What the task asks:
From the entries below, list each line with "rest".

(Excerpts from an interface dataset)
=== Section Start ===

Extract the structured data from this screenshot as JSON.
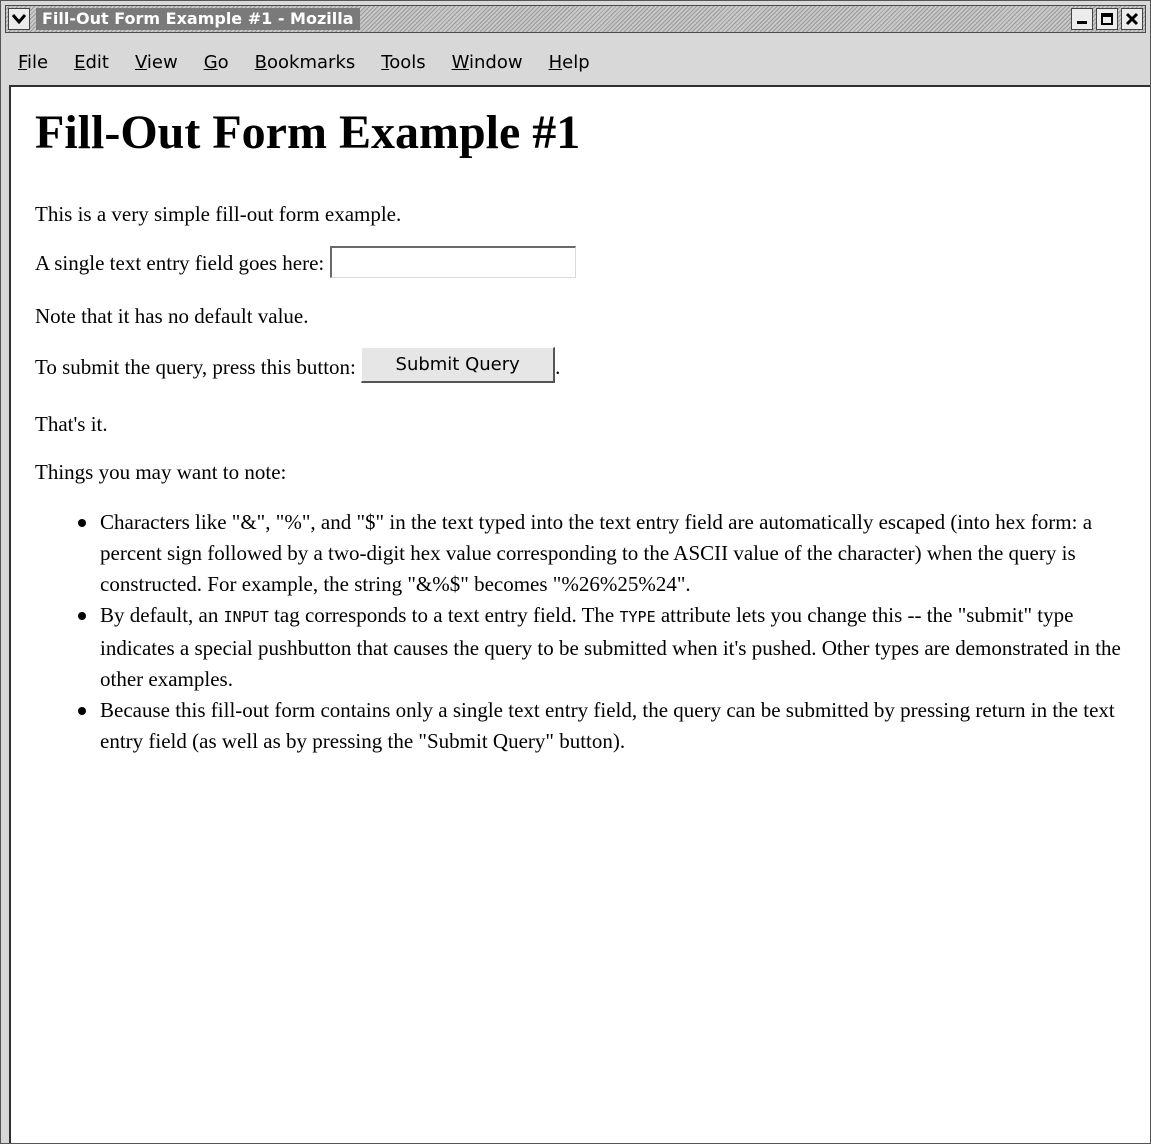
{
  "window": {
    "title": "Fill-Out Form Example #1 - Mozilla"
  },
  "menubar": {
    "items": [
      {
        "mnemonic": "F",
        "rest": "ile"
      },
      {
        "mnemonic": "E",
        "rest": "dit"
      },
      {
        "mnemonic": "V",
        "rest": "iew"
      },
      {
        "mnemonic": "G",
        "rest": "o"
      },
      {
        "mnemonic": "B",
        "rest": "ookmarks"
      },
      {
        "mnemonic": "T",
        "rest": "ools"
      },
      {
        "mnemonic": "W",
        "rest": "indow"
      },
      {
        "mnemonic": "H",
        "rest": "elp"
      }
    ]
  },
  "page": {
    "heading": "Fill-Out Form Example #1",
    "intro": "This is a very simple fill-out form example.",
    "field_label": "A single text entry field goes here: ",
    "field_value": "",
    "note": "Note that it has no default value.",
    "submit_prompt": "To submit the query, press this button: ",
    "submit_label": "Submit Query",
    "submit_suffix": ".",
    "thats_it": "That's it.",
    "things_note": "Things you may want to note:",
    "bullets": {
      "b1": "Characters like \"&\", \"%\", and \"$\" in the text typed into the text entry field are automatically escaped (into hex form: a percent sign followed by a two-digit hex value corresponding to the ASCII value of the character) when the query is constructed. For example, the string \"&%$\" becomes \"%26%25%24\".",
      "b2_part1": "By default, an ",
      "b2_code1": "INPUT",
      "b2_part2": " tag corresponds to a text entry field. The ",
      "b2_code2": "TYPE",
      "b2_part3": " attribute lets you change this -- the \"submit\" type indicates a special pushbutton that causes the query to be submitted when it's pushed. Other types are demonstrated in the other examples.",
      "b3": "Because this fill-out form contains only a single text entry field, the query can be submitted by pressing return in the text entry field (as well as by pressing the \"Submit Query\" button)."
    }
  },
  "icons": {
    "window_menu": "chevron-down-icon",
    "minimize": "minimize-icon",
    "maximize": "maximize-icon",
    "close": "close-icon"
  }
}
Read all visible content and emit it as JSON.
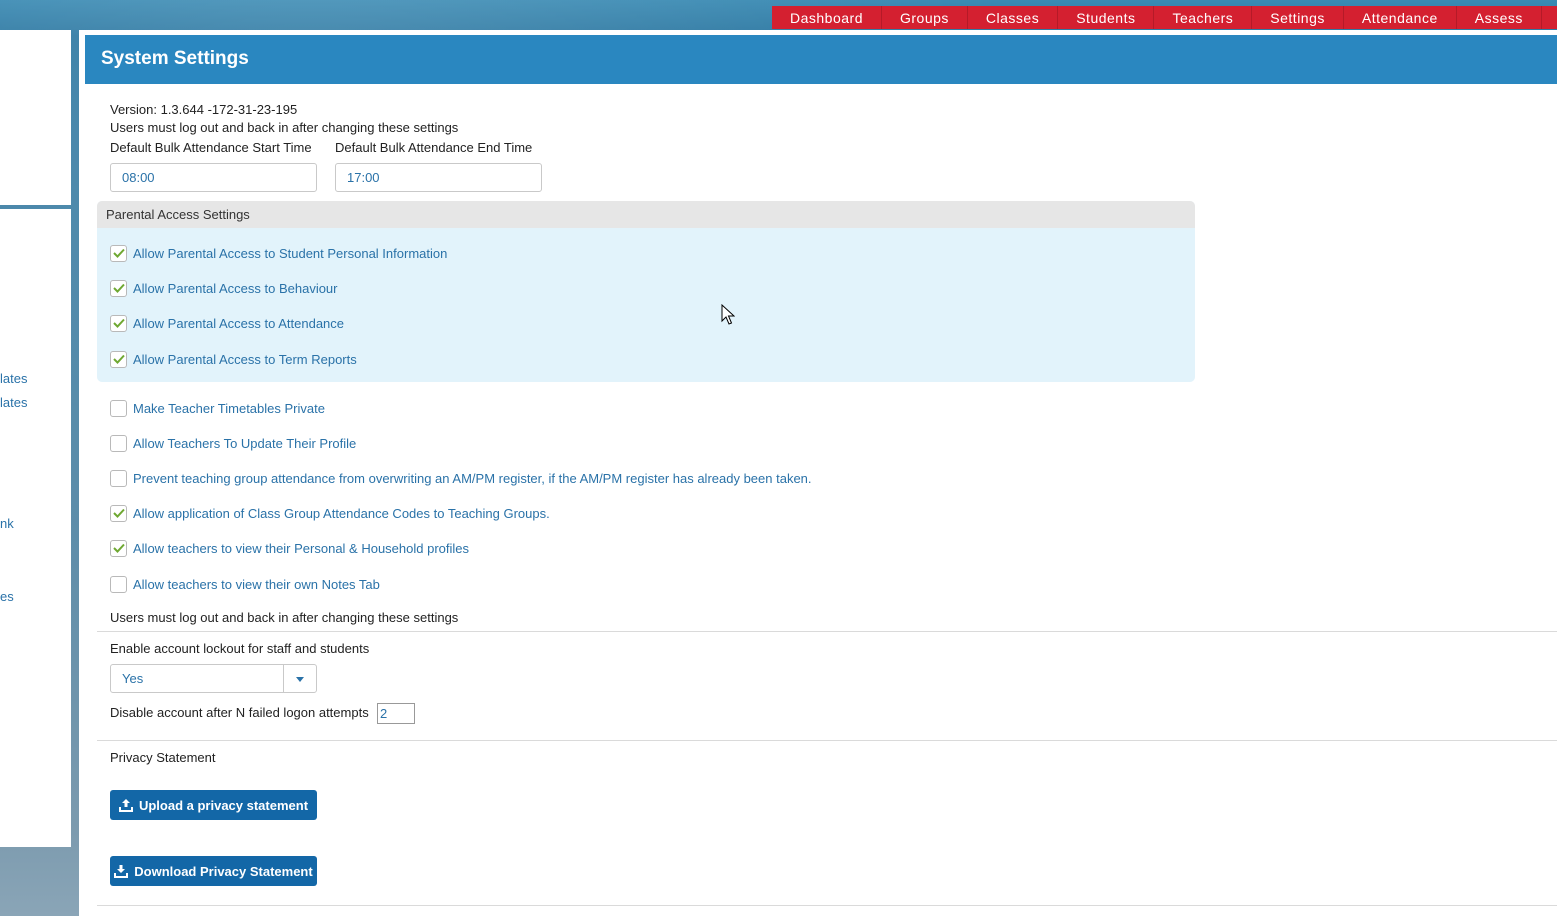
{
  "nav": {
    "tabs": [
      "Dashboard",
      "Groups",
      "Classes",
      "Students",
      "Teachers",
      "Settings",
      "Attendance",
      "Assess"
    ]
  },
  "sidebar": {
    "links": [
      "lates",
      "lates",
      "nk",
      "es"
    ]
  },
  "page": {
    "title": "System Settings",
    "version": "Version: 1.3.644 -172-31-23-195",
    "logout_note": "Users must log out and back in after changing these settings",
    "start_time_label": "Default Bulk Attendance Start Time",
    "start_time_value": "08:00",
    "end_time_label": "Default Bulk Attendance End Time",
    "end_time_value": "17:00"
  },
  "parental": {
    "heading": "Parental Access Settings",
    "options": [
      {
        "label": "Allow Parental Access to Student Personal Information",
        "checked": true
      },
      {
        "label": "Allow Parental Access to Behaviour",
        "checked": true
      },
      {
        "label": "Allow Parental Access to Attendance",
        "checked": true
      },
      {
        "label": "Allow Parental Access to Term Reports",
        "checked": true
      }
    ]
  },
  "teacher_options": [
    {
      "label": "Make Teacher Timetables Private",
      "checked": false
    },
    {
      "label": "Allow Teachers To Update Their Profile",
      "checked": false
    },
    {
      "label": "Prevent teaching group attendance from overwriting an AM/PM register, if the AM/PM register has already been taken.",
      "checked": false
    },
    {
      "label": "Allow application of Class Group Attendance Codes to Teaching Groups.",
      "checked": true
    },
    {
      "label": "Allow teachers to view their Personal & Household profiles",
      "checked": true
    },
    {
      "label": "Allow teachers to view their own Notes Tab",
      "checked": false
    }
  ],
  "lockout": {
    "logout_note": "Users must log out and back in after changing these settings",
    "enable_label": "Enable account lockout for staff and students",
    "enable_value": "Yes",
    "attempts_label": "Disable account after N failed logon attempts",
    "attempts_value": "2"
  },
  "privacy": {
    "heading": "Privacy Statement",
    "upload_label": "Upload a privacy statement",
    "download_label": "Download Privacy Statement"
  },
  "colors": {
    "nav_bg": "#d42030",
    "header_bg": "#2a87c0",
    "button_bg": "#1367a7",
    "check": "#6fa832",
    "link": "#2a72a8"
  }
}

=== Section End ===

Solution to the exercise:
        "rest": "ile"
        "rest": "dit"
        "rest": "iew"
        "rest": "o"
        "rest": "ookmarks"
        "rest": "ools"
        "rest": "indow"
        "rest": "elp"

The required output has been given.